### [Problem statement]
Determine the number of lines in the data below that contain the string "configuration", and respond with that number alone.
▬▬▬▬▬▬▬▬▬▬
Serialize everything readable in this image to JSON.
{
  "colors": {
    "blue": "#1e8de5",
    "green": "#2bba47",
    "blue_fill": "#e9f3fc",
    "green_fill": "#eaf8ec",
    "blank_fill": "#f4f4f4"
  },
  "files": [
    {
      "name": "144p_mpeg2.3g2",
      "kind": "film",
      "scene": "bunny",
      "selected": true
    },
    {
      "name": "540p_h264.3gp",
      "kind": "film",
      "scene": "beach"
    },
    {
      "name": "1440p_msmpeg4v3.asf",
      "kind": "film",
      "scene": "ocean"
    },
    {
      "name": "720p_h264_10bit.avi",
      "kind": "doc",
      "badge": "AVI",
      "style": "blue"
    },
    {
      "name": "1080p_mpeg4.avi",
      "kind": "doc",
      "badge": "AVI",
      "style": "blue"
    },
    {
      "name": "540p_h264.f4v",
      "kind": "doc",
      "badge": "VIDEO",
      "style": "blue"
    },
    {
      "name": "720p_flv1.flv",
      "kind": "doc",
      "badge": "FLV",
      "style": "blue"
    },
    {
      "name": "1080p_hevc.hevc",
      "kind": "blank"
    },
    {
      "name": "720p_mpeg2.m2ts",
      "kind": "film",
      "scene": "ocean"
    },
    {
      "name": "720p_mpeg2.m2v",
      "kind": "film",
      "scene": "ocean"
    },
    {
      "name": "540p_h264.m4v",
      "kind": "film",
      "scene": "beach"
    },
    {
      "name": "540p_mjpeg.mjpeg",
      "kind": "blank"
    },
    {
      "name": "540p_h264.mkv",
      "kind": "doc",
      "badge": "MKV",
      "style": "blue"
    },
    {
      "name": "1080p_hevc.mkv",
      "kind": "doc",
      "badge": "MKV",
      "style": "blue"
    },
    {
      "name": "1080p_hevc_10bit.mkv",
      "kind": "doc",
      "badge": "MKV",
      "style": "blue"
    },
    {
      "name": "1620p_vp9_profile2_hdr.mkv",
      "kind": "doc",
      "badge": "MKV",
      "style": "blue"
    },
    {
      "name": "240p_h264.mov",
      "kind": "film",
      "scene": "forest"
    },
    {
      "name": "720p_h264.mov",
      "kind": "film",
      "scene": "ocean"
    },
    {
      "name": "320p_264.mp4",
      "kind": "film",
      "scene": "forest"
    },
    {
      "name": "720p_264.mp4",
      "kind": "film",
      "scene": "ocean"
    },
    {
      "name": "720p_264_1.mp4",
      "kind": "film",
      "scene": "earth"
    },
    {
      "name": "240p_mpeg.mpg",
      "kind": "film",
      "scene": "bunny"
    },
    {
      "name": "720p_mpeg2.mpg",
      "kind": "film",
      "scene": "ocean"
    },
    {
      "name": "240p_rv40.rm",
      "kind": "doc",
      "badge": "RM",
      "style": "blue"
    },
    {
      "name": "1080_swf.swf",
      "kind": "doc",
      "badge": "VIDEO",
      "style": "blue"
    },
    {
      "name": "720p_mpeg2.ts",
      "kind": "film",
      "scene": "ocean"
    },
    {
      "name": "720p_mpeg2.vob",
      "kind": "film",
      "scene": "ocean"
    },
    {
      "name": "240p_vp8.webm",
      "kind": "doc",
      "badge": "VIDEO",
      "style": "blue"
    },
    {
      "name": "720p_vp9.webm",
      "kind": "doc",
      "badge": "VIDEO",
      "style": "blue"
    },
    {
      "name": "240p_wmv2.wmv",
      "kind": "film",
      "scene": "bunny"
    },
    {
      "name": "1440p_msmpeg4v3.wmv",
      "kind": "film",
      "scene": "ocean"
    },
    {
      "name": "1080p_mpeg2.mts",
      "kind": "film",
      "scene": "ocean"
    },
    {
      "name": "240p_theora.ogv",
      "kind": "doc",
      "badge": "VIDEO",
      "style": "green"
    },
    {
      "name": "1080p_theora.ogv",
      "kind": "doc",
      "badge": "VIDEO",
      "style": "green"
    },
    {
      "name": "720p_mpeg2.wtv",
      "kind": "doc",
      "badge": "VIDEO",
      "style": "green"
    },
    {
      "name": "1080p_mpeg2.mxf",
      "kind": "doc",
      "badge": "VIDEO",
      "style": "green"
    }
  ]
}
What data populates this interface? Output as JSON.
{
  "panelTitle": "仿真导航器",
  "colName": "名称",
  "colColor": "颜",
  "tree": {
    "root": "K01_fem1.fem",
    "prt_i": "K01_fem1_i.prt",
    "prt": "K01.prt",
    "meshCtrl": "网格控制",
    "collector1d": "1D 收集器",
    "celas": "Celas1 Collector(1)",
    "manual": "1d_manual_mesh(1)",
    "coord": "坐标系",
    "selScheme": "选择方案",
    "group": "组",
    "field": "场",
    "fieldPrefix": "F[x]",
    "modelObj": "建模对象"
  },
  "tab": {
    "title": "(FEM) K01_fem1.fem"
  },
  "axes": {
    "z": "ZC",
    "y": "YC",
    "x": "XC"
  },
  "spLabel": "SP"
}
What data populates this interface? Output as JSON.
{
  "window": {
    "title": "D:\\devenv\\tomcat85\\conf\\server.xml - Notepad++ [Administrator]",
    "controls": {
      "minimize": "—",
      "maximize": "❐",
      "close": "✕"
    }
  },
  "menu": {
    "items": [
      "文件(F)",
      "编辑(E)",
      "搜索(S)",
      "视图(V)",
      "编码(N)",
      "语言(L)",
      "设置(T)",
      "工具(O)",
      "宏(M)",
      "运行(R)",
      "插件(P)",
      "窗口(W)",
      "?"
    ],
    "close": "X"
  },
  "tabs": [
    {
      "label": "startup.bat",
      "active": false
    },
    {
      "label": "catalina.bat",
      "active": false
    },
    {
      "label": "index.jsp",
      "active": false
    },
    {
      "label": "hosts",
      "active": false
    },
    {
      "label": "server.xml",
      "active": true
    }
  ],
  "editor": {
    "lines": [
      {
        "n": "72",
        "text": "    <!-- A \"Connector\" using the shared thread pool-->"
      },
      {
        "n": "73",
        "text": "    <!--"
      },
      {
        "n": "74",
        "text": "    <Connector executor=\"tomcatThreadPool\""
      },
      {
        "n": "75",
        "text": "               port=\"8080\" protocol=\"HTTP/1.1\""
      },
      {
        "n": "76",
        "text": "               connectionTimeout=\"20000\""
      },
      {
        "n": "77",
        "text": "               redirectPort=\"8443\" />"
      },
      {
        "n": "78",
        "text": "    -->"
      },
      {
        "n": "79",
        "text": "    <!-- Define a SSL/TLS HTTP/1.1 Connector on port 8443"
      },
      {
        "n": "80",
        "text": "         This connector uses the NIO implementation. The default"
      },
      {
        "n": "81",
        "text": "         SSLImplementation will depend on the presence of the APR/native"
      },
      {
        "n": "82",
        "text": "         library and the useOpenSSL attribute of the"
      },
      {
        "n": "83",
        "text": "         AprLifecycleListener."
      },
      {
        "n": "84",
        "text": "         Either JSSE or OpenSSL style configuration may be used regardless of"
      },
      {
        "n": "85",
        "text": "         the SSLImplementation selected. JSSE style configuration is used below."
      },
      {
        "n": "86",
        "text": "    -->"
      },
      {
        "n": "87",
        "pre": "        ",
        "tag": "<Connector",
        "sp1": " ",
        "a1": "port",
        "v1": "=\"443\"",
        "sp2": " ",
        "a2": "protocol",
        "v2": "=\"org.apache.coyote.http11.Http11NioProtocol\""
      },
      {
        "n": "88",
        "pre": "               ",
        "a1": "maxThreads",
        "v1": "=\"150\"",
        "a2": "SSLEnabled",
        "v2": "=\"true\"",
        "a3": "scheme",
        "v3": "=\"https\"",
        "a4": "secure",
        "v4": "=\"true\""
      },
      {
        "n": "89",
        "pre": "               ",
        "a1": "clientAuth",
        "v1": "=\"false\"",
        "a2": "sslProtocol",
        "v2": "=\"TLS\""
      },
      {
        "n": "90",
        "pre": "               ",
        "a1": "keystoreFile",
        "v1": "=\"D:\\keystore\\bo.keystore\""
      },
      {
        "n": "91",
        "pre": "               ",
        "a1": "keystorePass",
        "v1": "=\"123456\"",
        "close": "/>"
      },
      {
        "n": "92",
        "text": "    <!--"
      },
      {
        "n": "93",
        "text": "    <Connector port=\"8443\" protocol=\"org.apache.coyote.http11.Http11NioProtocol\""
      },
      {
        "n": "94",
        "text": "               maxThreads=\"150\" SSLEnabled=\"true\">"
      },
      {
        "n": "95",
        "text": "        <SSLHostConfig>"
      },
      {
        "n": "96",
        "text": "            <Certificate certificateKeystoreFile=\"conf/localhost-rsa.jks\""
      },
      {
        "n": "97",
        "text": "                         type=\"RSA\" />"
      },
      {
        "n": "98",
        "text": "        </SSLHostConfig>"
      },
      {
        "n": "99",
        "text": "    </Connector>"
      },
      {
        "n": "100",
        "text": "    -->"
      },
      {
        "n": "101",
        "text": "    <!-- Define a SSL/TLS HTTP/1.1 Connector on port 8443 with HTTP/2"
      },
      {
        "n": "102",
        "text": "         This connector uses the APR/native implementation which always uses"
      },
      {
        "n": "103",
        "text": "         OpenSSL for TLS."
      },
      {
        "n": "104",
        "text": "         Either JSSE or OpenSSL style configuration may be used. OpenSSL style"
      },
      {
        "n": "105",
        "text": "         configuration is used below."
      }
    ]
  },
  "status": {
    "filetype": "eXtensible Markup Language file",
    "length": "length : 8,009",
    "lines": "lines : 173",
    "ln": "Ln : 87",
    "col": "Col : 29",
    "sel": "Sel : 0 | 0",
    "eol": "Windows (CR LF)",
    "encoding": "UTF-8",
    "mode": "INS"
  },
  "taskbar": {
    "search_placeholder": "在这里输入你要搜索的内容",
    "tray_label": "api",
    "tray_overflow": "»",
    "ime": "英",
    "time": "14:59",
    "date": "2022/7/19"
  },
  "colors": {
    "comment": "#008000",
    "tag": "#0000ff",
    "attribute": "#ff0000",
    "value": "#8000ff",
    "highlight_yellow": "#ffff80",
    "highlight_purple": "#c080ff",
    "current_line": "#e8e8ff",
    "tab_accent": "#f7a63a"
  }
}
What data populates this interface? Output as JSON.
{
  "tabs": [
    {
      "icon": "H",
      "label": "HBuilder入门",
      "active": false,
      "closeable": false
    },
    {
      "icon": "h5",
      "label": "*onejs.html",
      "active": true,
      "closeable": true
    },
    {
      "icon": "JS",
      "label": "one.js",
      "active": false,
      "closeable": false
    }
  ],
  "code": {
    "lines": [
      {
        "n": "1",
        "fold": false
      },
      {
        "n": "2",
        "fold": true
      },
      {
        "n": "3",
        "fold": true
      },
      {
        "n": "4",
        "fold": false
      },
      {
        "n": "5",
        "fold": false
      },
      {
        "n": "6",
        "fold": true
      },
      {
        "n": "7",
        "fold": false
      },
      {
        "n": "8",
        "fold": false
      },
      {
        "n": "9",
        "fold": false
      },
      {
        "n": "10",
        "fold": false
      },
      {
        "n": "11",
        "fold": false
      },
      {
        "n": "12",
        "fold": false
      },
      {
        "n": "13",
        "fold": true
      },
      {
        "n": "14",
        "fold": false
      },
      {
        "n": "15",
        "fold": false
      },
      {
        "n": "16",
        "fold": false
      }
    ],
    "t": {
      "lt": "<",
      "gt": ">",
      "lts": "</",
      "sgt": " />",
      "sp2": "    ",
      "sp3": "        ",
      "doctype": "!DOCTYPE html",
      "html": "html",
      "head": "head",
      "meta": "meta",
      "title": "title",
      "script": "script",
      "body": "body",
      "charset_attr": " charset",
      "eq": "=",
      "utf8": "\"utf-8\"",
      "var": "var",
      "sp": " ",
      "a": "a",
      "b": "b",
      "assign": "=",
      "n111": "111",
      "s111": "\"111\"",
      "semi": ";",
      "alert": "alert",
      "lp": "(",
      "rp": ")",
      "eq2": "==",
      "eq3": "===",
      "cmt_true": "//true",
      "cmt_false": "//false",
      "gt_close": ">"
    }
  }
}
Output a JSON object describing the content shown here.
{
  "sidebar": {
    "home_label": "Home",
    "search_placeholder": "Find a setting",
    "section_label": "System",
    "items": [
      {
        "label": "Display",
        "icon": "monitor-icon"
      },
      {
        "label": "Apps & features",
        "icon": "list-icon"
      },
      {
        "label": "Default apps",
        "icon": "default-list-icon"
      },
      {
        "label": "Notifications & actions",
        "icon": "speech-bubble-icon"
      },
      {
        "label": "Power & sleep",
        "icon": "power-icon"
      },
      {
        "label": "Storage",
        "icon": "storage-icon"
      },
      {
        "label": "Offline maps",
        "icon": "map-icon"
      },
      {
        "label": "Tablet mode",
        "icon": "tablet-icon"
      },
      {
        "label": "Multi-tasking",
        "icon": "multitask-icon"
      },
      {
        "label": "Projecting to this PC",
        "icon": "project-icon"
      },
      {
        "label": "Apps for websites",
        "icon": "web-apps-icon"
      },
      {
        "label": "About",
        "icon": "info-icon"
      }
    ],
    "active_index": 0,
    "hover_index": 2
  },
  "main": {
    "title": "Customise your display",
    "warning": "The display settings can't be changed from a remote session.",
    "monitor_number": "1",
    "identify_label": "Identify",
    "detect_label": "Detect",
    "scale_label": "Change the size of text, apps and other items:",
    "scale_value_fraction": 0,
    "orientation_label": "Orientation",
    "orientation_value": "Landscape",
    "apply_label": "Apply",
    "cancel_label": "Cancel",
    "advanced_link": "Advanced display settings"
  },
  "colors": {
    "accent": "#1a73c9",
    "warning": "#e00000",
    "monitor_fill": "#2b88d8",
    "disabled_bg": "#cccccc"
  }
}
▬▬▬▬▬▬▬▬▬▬
### [Answer box]
4